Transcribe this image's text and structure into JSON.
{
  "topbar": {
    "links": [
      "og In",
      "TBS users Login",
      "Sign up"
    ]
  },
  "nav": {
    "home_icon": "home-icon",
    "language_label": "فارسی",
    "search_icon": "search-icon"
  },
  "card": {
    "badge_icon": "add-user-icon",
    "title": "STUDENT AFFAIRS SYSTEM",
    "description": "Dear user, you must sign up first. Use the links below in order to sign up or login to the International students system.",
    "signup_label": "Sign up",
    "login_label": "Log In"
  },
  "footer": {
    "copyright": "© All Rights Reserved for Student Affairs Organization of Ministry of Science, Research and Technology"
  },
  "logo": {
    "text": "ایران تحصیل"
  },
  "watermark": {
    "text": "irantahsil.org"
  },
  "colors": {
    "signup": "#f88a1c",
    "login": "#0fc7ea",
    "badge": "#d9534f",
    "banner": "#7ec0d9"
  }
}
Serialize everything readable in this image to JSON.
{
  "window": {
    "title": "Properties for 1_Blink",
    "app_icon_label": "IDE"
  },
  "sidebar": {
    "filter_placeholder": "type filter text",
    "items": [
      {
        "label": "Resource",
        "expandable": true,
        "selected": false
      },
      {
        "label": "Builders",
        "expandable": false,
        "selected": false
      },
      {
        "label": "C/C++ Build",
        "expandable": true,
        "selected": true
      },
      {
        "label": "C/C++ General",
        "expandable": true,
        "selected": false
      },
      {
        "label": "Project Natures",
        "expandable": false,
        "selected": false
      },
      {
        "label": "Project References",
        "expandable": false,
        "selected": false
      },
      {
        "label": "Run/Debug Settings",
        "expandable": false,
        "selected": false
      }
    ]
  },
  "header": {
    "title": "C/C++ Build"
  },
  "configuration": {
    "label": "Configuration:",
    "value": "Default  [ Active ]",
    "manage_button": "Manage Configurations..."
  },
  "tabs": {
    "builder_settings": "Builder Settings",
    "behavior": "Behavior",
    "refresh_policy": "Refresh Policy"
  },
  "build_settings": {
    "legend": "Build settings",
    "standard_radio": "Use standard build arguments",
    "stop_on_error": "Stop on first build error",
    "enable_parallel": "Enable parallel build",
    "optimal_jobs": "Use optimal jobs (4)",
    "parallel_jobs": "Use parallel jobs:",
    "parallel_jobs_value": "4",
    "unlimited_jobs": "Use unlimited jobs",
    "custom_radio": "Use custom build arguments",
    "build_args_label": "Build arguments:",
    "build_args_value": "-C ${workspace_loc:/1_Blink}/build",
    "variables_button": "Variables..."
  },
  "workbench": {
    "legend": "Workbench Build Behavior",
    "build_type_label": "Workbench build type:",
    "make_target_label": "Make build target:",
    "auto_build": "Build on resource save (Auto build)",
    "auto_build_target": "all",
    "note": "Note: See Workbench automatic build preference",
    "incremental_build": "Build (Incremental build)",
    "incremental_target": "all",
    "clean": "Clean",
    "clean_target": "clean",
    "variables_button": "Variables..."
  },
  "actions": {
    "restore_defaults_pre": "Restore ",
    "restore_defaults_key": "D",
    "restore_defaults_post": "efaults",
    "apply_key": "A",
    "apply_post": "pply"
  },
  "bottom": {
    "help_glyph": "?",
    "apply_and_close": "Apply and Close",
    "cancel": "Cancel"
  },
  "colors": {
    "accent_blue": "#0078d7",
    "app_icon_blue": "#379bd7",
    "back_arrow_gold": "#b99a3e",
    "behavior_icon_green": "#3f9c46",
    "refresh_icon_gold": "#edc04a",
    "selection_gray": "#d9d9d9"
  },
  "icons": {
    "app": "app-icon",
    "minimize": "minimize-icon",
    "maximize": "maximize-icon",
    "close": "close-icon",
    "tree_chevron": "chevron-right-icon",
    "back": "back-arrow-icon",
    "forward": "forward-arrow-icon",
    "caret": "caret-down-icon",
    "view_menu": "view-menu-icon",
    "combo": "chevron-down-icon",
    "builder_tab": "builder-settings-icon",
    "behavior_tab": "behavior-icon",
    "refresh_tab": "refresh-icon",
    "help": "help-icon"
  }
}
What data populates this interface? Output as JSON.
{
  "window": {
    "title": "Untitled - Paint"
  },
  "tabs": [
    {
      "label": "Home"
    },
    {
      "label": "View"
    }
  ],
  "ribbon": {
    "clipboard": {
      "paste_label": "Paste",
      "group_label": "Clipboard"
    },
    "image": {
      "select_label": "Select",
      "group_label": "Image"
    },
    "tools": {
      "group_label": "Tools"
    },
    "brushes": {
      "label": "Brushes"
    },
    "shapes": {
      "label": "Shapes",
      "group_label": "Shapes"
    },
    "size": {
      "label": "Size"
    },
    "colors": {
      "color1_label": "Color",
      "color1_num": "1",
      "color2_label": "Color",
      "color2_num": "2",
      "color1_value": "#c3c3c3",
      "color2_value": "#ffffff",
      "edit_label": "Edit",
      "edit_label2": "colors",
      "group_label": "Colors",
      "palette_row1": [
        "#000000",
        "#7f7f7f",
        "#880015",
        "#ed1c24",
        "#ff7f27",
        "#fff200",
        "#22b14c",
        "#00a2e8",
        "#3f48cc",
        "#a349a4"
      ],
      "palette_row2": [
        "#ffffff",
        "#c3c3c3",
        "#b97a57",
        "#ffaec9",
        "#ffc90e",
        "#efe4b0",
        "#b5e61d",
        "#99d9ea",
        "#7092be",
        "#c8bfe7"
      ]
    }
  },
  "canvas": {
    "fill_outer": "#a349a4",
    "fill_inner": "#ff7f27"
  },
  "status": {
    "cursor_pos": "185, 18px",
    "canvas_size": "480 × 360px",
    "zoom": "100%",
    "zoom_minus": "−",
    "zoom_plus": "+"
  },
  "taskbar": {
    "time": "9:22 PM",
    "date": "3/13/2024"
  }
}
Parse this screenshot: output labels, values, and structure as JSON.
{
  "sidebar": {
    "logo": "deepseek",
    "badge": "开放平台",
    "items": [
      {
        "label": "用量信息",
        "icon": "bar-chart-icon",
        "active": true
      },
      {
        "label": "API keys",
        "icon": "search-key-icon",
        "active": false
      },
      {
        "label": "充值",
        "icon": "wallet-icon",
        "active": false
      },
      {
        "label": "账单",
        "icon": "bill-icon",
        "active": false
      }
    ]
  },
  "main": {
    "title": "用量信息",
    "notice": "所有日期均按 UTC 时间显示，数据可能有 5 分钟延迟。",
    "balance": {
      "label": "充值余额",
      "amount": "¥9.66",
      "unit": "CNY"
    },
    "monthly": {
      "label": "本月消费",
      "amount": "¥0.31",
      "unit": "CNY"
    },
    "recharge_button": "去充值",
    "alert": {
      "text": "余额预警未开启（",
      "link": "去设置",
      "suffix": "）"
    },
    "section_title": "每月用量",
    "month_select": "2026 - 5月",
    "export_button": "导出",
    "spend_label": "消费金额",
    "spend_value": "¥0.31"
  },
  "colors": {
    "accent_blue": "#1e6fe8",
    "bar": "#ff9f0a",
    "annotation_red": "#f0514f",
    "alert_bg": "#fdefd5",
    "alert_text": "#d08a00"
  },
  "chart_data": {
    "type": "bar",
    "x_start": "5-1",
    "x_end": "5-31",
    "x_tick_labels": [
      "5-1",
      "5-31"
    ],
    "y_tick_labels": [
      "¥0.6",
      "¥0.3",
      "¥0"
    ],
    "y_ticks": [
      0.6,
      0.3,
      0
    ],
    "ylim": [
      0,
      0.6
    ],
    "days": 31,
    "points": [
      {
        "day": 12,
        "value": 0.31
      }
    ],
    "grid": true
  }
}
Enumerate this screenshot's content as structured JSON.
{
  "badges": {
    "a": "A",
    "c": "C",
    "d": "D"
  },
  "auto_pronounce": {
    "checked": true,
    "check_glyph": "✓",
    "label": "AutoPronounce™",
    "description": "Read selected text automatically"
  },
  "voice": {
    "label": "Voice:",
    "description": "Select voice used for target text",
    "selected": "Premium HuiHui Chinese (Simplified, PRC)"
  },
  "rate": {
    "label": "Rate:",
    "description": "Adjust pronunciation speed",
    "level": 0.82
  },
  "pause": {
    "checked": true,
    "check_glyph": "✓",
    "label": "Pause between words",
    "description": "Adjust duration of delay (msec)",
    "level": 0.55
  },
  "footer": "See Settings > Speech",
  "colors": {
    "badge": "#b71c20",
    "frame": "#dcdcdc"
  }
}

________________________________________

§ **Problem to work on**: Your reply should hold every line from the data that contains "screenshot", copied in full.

§ **Problem solution**:
Parse this screenshot: output labels, values, and structure as JSON.
Enumerate this screenshot's content as structured JSON.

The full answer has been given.